With the rapid growth of internet use and the increasing dominance of online selling, efficient enforcement of intellectual property rights has become more cumbersome for brand owners. Any infringer equipped with the right technology can easily sell counterfeit goods on e-commerce platforms, and they can often evade responsibility by merely reposting listings or switching vendor names whenever they are challenged.
In this environment, brand owners have found that it is rarely enough to simply request the takedown of infringing pages. Instead, tackling online infringement effectively and stopping the spread of counterfeit products means uncovering the true source, arresting the infringer, and seizing the goods to prevent them from being relisted entirely.
When the Japanese multinational electronics maker Panasonic discovered that fake batteries were being sold in Thailand through e-commerce websites, their first step was to send takedown requests to the platforms hosting the offending pages. However, the problem remained, with several of the counterfeit retailers shifting their advertising of counterfeit Panasonic goods to other posts.
Tilleke & Gibbins thus helped Panasonic attack the problem at its root by seeking to uncover the true identity of the online sellers. We confirmed that the same infringing sellers were continuing to post counterfeit Panasonic items for sale, and during a preliminary investigation, we discovered that five online sellers even shared the same shipping address.
Unsurprisingly, the address was a fake as well—our investigation team found that the given location had nothing to do with the Panasonic counterfeiting operation, and further investigation was required before the team found the hidden location of the real warehouse.
We then shared the results of our investigation with the Economic Crime Suppression Division (ECD) of the Royal Thai Police to alert them to the true identity and address of the online infringer, and coordinated with them to conduct a successful raid action on May 18, 2021. The police seized and inspected 82,464 counterfeit Panasonic items and arrested the actual infringer, a Chinese national who confessed that he had brought over counterfeit Panasonic batteries from Shenzhen, China, to sell and distribute via online channels. He was then charged with possession of goods under a counterfeit trademark registered in Thailand, which is punishable by up to four years’ imprisonment, financial penalties of up to THB 400,000, or both. Based on the value of the goods seized in the raid, the damages amounted to more than THB 2.7 million (USD 86,800)—one of the largest seizures of Panasonic-branded counterfeit goods in the whole Asia-Pacific region.

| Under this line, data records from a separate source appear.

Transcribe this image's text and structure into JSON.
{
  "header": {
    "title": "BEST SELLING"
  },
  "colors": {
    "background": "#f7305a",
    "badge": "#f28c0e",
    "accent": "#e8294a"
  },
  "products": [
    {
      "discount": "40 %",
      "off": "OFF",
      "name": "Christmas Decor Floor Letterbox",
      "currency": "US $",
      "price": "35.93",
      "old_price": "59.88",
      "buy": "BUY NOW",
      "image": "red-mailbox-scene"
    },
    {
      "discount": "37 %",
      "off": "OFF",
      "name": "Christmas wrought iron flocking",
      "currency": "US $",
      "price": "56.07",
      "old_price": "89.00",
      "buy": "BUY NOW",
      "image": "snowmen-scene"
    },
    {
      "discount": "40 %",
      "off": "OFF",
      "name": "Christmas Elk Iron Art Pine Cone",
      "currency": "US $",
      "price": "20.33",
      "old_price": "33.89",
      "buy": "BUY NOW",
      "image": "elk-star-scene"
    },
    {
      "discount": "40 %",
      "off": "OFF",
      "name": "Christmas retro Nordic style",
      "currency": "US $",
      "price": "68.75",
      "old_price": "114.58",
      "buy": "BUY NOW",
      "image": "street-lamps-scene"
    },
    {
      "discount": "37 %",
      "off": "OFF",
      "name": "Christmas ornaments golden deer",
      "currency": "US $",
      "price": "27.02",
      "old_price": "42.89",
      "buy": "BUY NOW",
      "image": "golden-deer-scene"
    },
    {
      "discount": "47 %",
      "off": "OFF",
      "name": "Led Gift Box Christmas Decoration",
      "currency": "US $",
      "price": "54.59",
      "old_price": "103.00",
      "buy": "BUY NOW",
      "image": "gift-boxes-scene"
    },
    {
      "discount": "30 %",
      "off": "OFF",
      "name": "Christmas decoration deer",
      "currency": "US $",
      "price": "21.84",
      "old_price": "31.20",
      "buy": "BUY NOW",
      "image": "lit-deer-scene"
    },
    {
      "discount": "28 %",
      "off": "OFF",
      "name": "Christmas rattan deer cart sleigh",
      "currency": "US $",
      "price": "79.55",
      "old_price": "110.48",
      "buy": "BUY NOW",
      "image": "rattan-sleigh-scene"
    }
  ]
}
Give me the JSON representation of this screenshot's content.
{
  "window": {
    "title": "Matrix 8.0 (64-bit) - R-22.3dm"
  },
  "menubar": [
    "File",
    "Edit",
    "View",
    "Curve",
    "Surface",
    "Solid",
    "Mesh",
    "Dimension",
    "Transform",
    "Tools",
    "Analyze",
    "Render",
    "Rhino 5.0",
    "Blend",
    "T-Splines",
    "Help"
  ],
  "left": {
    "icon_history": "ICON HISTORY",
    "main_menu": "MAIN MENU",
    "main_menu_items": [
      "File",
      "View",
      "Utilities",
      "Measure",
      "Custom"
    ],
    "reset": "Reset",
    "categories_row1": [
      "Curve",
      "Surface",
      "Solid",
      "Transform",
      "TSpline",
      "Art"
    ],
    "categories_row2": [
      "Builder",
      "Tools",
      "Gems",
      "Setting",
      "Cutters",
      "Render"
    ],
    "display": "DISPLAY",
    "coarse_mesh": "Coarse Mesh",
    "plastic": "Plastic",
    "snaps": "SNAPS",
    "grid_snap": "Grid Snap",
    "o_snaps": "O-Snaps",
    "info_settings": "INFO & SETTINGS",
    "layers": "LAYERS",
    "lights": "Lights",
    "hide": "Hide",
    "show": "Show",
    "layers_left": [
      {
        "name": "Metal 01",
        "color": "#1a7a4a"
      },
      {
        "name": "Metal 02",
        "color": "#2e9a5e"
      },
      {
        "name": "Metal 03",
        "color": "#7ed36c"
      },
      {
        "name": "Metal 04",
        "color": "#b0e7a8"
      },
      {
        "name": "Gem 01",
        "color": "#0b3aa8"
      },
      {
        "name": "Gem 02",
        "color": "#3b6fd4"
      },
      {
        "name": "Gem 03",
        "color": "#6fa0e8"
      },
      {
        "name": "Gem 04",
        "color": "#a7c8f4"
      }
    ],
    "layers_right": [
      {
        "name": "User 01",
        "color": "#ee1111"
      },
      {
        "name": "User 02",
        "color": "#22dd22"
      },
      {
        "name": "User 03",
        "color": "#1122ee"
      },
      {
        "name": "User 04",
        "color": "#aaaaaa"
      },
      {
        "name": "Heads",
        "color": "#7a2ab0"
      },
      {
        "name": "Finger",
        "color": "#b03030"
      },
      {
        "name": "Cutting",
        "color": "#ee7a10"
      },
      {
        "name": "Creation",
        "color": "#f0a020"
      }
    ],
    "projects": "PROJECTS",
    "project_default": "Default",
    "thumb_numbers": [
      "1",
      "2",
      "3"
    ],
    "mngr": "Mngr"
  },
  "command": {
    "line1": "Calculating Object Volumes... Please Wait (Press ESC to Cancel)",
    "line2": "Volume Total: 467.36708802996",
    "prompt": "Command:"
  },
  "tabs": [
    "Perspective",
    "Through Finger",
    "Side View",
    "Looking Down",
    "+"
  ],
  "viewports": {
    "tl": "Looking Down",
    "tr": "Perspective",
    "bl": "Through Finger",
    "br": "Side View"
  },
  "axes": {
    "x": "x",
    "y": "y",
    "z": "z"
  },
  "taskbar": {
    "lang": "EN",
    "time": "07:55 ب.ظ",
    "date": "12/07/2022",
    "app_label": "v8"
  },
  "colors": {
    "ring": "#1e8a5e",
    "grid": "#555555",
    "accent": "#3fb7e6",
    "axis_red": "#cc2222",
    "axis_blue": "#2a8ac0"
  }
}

IP Enforcement in the Digital Age
As this case shows, effective enforcement of intellectual property rights in the digital age requires a sterner course of action by brand owners. While takedown requests are a useful initial tool that can sometimes succeed, more and more trademark owners are finding that takedown requests on their own are insufficient for tackling online infringement, as many infringers respond by simply moving their goods to sell on different platforms. Instead, a thorough investigation that uncovers the root source of the counterfeit goods is a much more effective approach that can ultimately lead to the arrest of the infringer and prevent the sale and distribution of the infringing goods altogether.